Dinner was different. The rain had brought over the power lines, so the generators were on for a while and then it was candlelight. We were brought breadsticks to eat and I said they had cumin in them but in fact it was an intense smell of mothballs which were everywhere- in the big Jacuzzi style bathtub in our bathroom, in the shower, in the cupboards and in any drain. So a romantic dinner and early to bed seemed fine.
Waking up the next morning I was looking forward to my shower but alas no hot water as the lines were still down and anything powered by electricity on the first floor, read toilet flush, water supply, a/c and fans simply did not work. The flashy Jacuzzi and the multi jet shower compartment were like a lot of things here, installed without much thought as to their usage and practicality.
However my day only got better because dirty and dusty I could enjoy scrambling down the path several kilometers to a spectacular view point Rajat Prapat,and see the falls and then watching the men bathing in pools further up called Apsara Vihar. Not done for women to undress publicly.
Then having enjoyed some of the landmarks of the resort we headed down to the plain and as it was Dushehra the whole road was taken up with gods and goddeses heading for water where they would be immersed until the next year. Truckloads of youths, processions with drums and even paint throwing parties greeted us along the way back to Bhopal.
The best came last – more of that in my next blog
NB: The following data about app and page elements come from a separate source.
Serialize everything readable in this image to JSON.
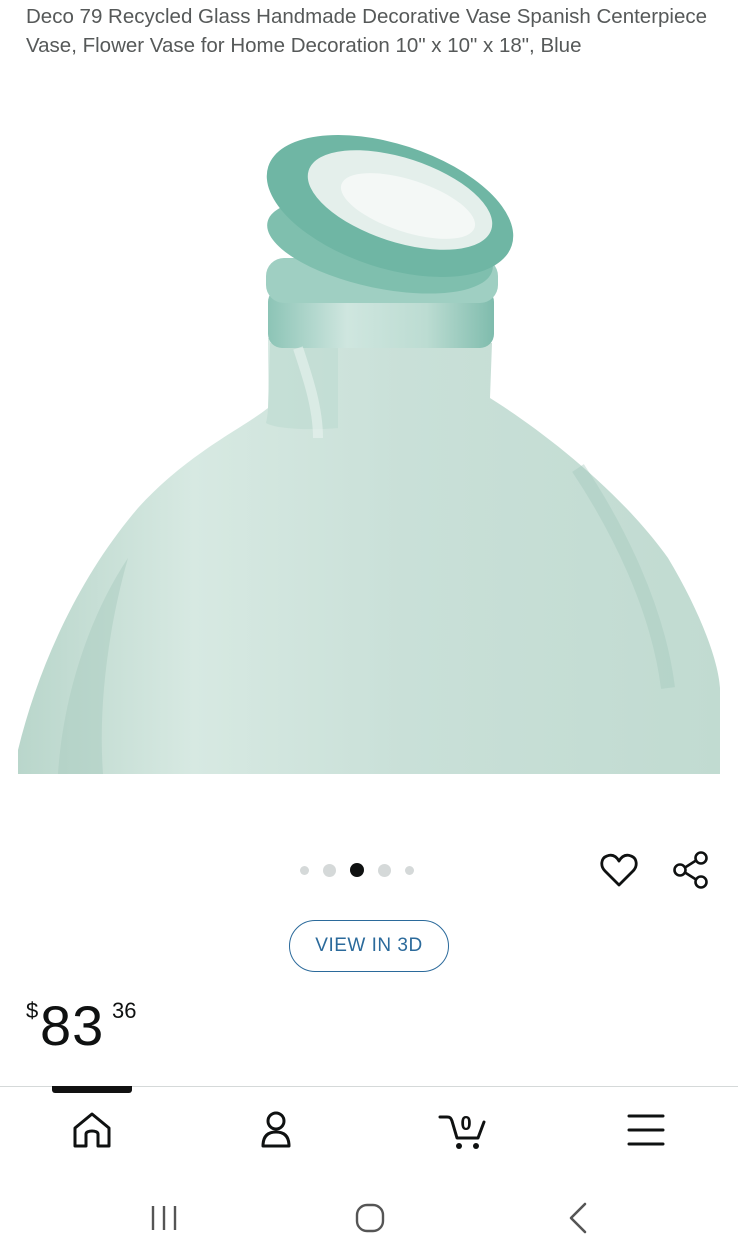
{
  "product": {
    "title": "Deco 79 Recycled Glass Handmade Decorative Vase Spanish Centerpiece Vase, Flower Vase for Home Decoration 10\" x 10\" x 18\", Blue",
    "image": "glass-vase-photo",
    "image_carousel": {
      "count": 5,
      "active_index": 2
    },
    "view_3d_label": "VIEW IN 3D",
    "price": {
      "currency": "$",
      "whole": "83",
      "fraction": "36"
    }
  },
  "icons": {
    "wishlist": "heart-icon",
    "share": "share-icon"
  },
  "bottom_nav": {
    "items": [
      {
        "icon": "home-icon",
        "active": true
      },
      {
        "icon": "account-icon",
        "active": false
      },
      {
        "icon": "cart-icon",
        "badge": "0",
        "active": false
      },
      {
        "icon": "menu-icon",
        "active": false
      }
    ]
  },
  "system_nav": {
    "items": [
      "recent-apps-icon",
      "home-circle-icon",
      "back-icon"
    ]
  },
  "colors": {
    "link": "#2b6a9b",
    "text": "#0f1111",
    "secondary_text": "#565959",
    "glass": "#cfe4dc"
  }
}
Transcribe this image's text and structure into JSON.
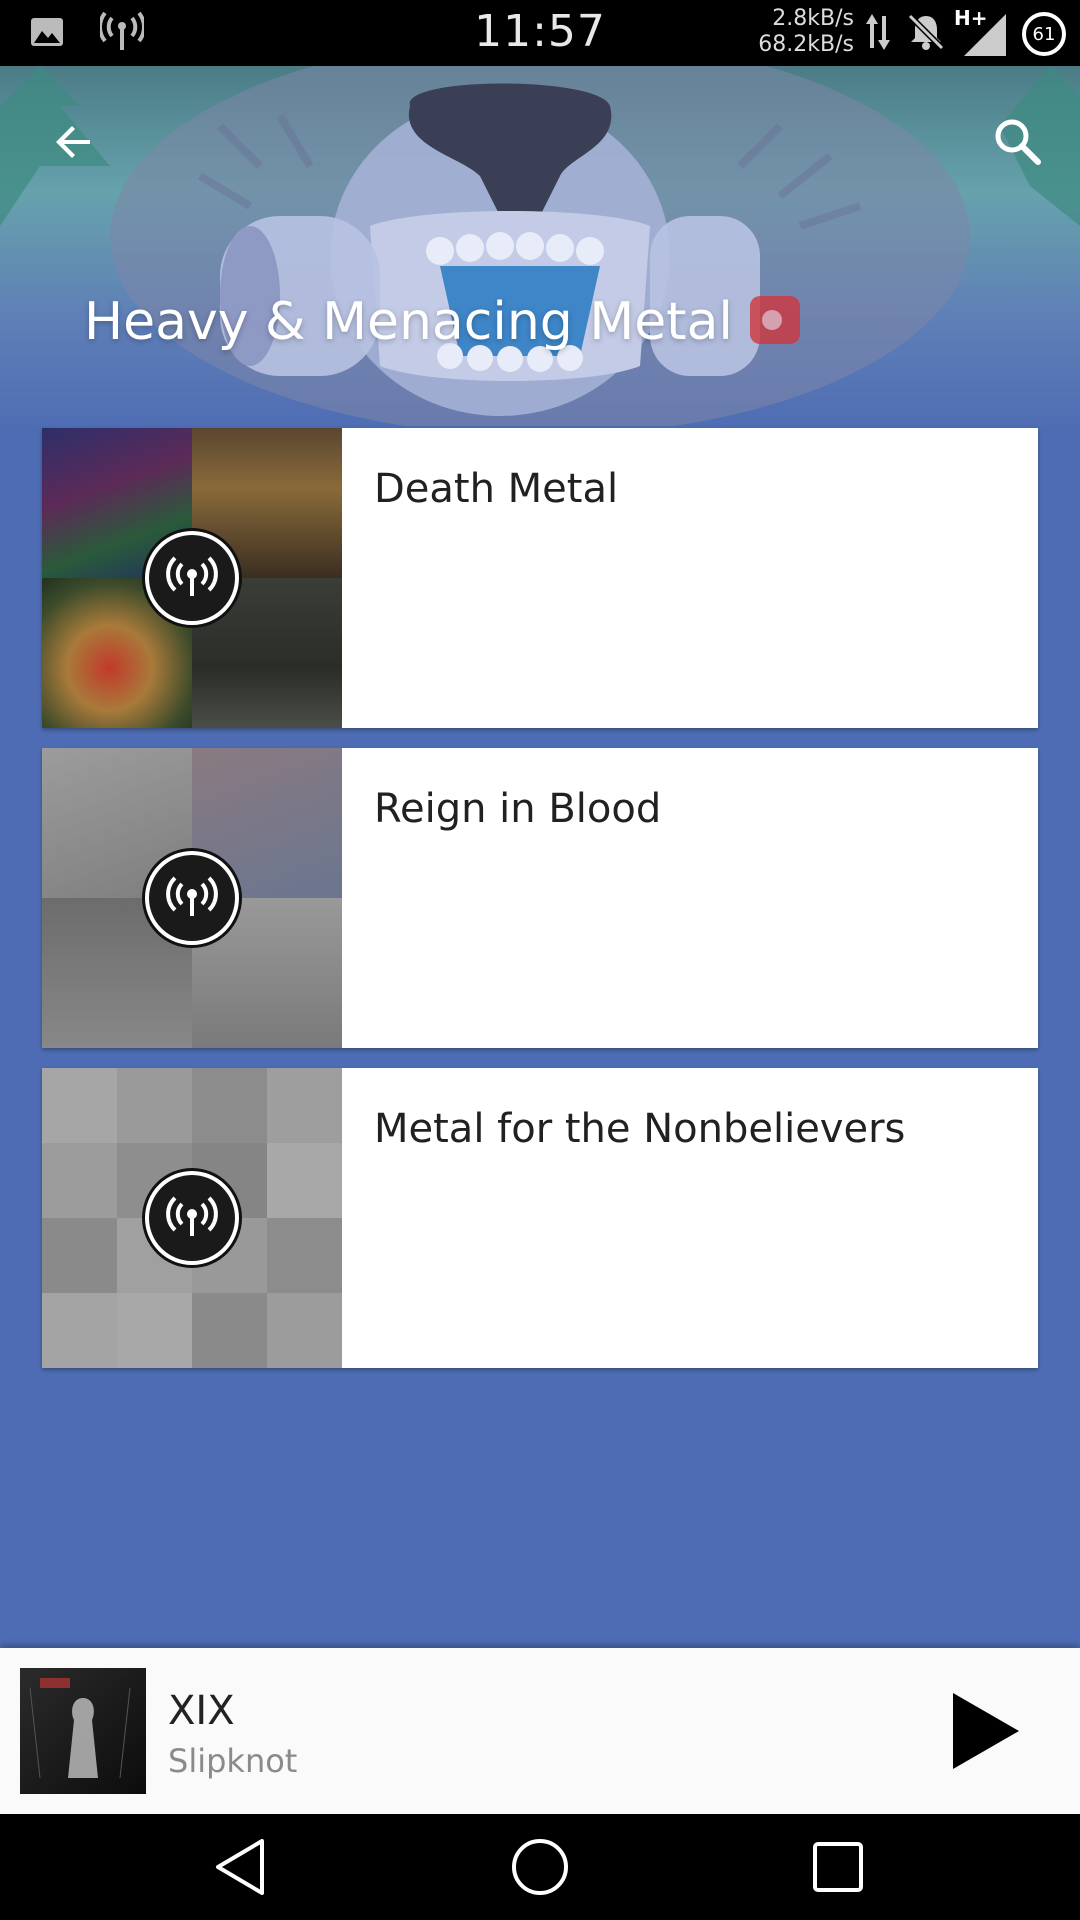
{
  "status_bar": {
    "time": "11:57",
    "upload_speed": "2.8kB/s",
    "download_speed": "68.2kB/s",
    "network_type": "H+",
    "battery_level": "61",
    "icons": [
      "image-icon",
      "broadcast-icon",
      "data-transfer-icon",
      "notifications-off-icon",
      "signal-icon",
      "battery-icon"
    ]
  },
  "header": {
    "title": "Heavy & Menacing Metal",
    "back_icon": "arrow-back-icon",
    "search_icon": "search-icon"
  },
  "stations": [
    {
      "name": "Death Metal",
      "icon": "radio-icon"
    },
    {
      "name": "Reign in Blood",
      "icon": "radio-icon"
    },
    {
      "name": "Metal for the Nonbelievers",
      "icon": "radio-icon"
    }
  ],
  "now_playing": {
    "title": "XIX",
    "artist": "Slipknot",
    "play_icon": "play-icon"
  },
  "nav_bar": {
    "icons": [
      "back-triangle-icon",
      "home-circle-icon",
      "recents-square-icon"
    ]
  },
  "colors": {
    "background": "#4e6cb3",
    "status_bar": "#000000",
    "card": "#ffffff",
    "now_playing": "#fafafa"
  }
}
Saturday, 3 October 2009

The day of the Combine Harvester

How can I put it – there must be something more behind an invasion of combine harvesters but regrettably I did not discover what it was. On the road to a lovely hill resort called Pachmarhi in Madya Pradesh the road was completely taken over with these enormous bright green, orange and red combine harvesters. There was always a considerable contingent of young men sitting atop them and they always had one motorcycle strapped to their front.
Off on a collective combine harvester puja? Enjoying a day out on the roads rather than the fields? Who knows! It made driving in between them a bit like a bit like an ant trying to overtake an elephant but we got there in the end. More on the Hill resort next.

Thursday, 1 October 2009

Madhya Pradesh

We took the opportunity of being in this state to explore further than the capital and it was a wonderful experience.

We visited three places of note:

Sanchi Sitting on a hill –top the great Stupa is one of the earliest religious structures in India and a World Heritage site. The stupa is surrounded by some of the richest sculptures you will see; a place of serenity and calm dating back to the 3rd Century BC.
It became a place of pilgrimage during the reign of the Emperor Ashoka. It was surrounded by monasteries but later was deserted until Sir Alexander Cunningham unearthed two soap stone relic boxes containing bone fragments of two of Buddhas closest disciples. The discovery made Sanchi a place of worship once more and the caskets are displayed in the new Buddhist temple that was built on the site in November each year.

The stupa is central to Buddhist worship. It was Buddha’s way – he took his begging bowl, staff and cloth and arranged them using the cloth as a base and the upturned begging bowl and the stick as a spire. Originally they were simple burial mounds but then they took on immense symbolic significance.

The great Stupa is surrounded by four gateways called “toranas” which were added around 450 AD. They are amazing sculpted gateways where the depictions are exquisitely presented and all different. We could recognize animal processions, warriors, Greeks who had curly hair, mythical animals, again possibly Greek and beautiful women with diaphanous saris and intricate hairstyles.

Bhopal Part II

The Darul Uloom Tajul Masajid Mosque
The dancing circles

A beaming C

A fine four legged friend

Bhel Puri delicious